A horse race is a competition in which horses compete against each other on a dirt, grass, or synthetic all-weather surface for money. Each horse is assigned a number and is allowed to carry a maximum amount of weight based on its age, sex, and distance. There are several types of bets in a horse race, including win bets, place bets, and exotic bets.
Horse racing has been a popular form of gambling for centuries. The sport has many different rules depending on the country, but most of them are similar. In order to run a horse race, each participant must agree to the rules and regulations set by the track. In the United States, there are over 40 licensed horse racetracks and a wide variety of wagering options.
The governing body of horse racing in the United States is called the National Thoroughbred Racing Commission (NTRAC). The commission is responsible for licensing track officials and horsemen, setting minimum safety standards, enforcing discipline, and ensuring that all races are conducted fairly. The commission also oversees the veterinary care of horses during and after the race.
During a horse race, veterinarians inspect each horse for signs of injury or illness. They may also perform a radiograph of the horse to check for abnormalities. Injuries that can occur to a racehorse include hock fractures, colic, and suspensory ligament damage.
Injuries to a horse during or after a race can be serious and even fatal. One such injury is roaring, which is caused by a partial paralysis of the nerves that control the muscles that elevate the arytenoid cartilages in the throat to open the larynx. This condition causes a whistling sound during exercise and is often accompanied by labored breathing. It is typically found in horses over 16 hands high.
Other injuries that can be seen during a horse race include tidal flow injuries, colic, and plantar fasciitis. Tight tendons and muscle soreness are common in horse racing, and they can be caused by long workouts on hard surfaces or by repetitive motions. These issues can be prevented by properly stretching and warming up before exercising a horse.
The injuries suffered by Eight Belles and the thousands of other racehorses like her are tragic. Donations from fans and gamblers are essential to help keep these animals alive.

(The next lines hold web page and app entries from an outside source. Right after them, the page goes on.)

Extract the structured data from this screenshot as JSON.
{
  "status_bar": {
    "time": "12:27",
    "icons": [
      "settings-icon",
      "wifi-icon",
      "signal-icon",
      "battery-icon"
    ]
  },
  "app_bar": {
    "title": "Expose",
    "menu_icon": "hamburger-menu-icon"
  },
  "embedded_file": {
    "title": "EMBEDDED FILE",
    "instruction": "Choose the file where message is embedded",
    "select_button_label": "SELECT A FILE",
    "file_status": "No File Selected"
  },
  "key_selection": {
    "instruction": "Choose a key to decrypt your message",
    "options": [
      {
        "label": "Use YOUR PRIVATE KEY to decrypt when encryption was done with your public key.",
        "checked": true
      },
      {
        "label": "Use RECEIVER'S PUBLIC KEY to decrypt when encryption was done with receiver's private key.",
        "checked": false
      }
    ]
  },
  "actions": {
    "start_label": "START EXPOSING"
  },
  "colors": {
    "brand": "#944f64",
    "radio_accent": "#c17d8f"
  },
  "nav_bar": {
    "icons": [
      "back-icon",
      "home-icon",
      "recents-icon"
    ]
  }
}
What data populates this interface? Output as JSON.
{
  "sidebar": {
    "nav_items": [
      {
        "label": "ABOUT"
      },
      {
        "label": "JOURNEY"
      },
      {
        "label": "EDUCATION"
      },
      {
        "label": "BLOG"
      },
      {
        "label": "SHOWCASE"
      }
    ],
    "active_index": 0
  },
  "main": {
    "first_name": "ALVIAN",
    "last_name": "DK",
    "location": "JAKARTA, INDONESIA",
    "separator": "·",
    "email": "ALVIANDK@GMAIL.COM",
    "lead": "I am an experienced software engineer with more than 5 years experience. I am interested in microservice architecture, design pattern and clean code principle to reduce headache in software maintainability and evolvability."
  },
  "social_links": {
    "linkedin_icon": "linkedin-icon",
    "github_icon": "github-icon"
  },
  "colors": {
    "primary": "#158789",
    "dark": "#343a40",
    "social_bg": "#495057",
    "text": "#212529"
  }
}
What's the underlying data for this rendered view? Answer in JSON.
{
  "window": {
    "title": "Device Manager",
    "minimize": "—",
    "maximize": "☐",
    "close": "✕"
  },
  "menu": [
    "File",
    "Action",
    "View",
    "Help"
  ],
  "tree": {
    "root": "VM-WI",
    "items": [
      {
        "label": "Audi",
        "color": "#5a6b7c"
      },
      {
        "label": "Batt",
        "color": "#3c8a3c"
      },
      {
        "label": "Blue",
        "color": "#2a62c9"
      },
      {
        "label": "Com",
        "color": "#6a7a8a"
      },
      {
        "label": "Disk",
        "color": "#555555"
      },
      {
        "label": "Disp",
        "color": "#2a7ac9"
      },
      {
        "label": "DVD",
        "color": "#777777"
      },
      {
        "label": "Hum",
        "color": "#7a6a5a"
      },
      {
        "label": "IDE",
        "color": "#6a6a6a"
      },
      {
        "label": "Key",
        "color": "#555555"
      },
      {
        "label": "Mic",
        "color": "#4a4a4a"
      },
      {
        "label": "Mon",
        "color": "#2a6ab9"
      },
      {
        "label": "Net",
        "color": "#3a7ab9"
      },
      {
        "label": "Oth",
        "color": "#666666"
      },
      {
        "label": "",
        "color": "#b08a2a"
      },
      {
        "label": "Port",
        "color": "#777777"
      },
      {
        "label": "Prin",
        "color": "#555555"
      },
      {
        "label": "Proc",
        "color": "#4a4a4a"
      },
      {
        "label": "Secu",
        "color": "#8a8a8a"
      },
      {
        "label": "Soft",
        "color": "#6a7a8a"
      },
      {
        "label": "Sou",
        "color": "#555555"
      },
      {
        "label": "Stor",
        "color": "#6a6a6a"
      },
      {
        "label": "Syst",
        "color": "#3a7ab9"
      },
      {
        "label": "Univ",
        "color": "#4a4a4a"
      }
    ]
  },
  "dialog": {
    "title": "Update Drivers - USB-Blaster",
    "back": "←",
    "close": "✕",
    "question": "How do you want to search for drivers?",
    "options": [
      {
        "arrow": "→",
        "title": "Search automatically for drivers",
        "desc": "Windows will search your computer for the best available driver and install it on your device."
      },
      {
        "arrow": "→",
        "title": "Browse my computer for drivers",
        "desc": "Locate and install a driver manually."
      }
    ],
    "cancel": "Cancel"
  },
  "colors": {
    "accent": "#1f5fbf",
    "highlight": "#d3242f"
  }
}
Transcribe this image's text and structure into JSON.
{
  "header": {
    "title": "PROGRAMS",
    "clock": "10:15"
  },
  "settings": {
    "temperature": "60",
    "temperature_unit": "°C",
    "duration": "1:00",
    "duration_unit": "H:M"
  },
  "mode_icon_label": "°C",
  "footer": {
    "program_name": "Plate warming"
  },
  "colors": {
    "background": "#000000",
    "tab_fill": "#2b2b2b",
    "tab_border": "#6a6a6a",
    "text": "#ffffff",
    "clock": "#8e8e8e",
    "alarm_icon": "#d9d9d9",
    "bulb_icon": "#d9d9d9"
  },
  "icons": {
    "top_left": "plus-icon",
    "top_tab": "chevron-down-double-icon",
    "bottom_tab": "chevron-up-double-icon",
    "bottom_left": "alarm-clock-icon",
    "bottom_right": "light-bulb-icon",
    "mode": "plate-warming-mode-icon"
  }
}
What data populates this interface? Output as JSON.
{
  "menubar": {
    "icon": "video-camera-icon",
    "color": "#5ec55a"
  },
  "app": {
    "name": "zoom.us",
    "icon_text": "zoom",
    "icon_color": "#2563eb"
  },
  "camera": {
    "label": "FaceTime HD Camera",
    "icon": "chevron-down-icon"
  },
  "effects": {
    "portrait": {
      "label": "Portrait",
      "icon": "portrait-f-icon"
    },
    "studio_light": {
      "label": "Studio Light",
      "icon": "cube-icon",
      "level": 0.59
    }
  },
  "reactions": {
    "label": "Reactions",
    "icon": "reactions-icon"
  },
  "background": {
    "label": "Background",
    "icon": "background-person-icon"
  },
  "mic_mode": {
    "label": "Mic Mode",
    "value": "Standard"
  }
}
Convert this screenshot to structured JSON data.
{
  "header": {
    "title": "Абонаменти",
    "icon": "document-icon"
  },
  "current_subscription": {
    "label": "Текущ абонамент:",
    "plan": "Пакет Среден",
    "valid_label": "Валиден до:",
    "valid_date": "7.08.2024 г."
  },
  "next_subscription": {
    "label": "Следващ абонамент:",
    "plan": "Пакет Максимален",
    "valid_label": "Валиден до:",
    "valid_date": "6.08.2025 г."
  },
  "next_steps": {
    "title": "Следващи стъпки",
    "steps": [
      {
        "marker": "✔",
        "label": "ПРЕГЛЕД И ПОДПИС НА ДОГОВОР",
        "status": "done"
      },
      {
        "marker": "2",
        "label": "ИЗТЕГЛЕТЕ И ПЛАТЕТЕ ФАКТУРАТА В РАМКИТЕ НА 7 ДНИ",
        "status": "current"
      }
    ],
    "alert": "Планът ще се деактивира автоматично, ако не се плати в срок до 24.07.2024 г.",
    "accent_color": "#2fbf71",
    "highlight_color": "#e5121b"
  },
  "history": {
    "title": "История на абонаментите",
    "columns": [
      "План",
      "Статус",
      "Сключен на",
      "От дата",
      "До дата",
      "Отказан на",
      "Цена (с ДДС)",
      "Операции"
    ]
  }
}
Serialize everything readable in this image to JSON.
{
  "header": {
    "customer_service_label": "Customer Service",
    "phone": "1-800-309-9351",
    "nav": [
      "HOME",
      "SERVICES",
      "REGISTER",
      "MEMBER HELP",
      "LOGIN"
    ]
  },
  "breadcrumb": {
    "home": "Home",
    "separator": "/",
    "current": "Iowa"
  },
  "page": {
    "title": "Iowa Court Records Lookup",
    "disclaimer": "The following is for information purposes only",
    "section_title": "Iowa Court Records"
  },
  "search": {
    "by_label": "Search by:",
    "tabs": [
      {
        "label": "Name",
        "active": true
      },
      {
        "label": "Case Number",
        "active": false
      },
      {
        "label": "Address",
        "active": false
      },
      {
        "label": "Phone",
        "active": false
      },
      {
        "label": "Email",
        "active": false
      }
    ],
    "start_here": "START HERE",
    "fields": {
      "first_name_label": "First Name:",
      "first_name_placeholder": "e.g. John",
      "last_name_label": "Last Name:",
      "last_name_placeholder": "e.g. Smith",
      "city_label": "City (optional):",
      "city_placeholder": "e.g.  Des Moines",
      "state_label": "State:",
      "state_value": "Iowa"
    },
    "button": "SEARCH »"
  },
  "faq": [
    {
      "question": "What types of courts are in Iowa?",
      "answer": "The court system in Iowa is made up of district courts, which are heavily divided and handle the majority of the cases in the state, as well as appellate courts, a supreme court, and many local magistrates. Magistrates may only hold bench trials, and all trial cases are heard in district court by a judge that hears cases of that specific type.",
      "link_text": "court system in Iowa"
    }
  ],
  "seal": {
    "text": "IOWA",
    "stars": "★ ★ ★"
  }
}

But those donations do not cancel out participation in the ongoing, deadly exploitation of young running horses. It is time for horse racing to recognize that these creatures have certain fundamental rights, and begin to treat them accordingly.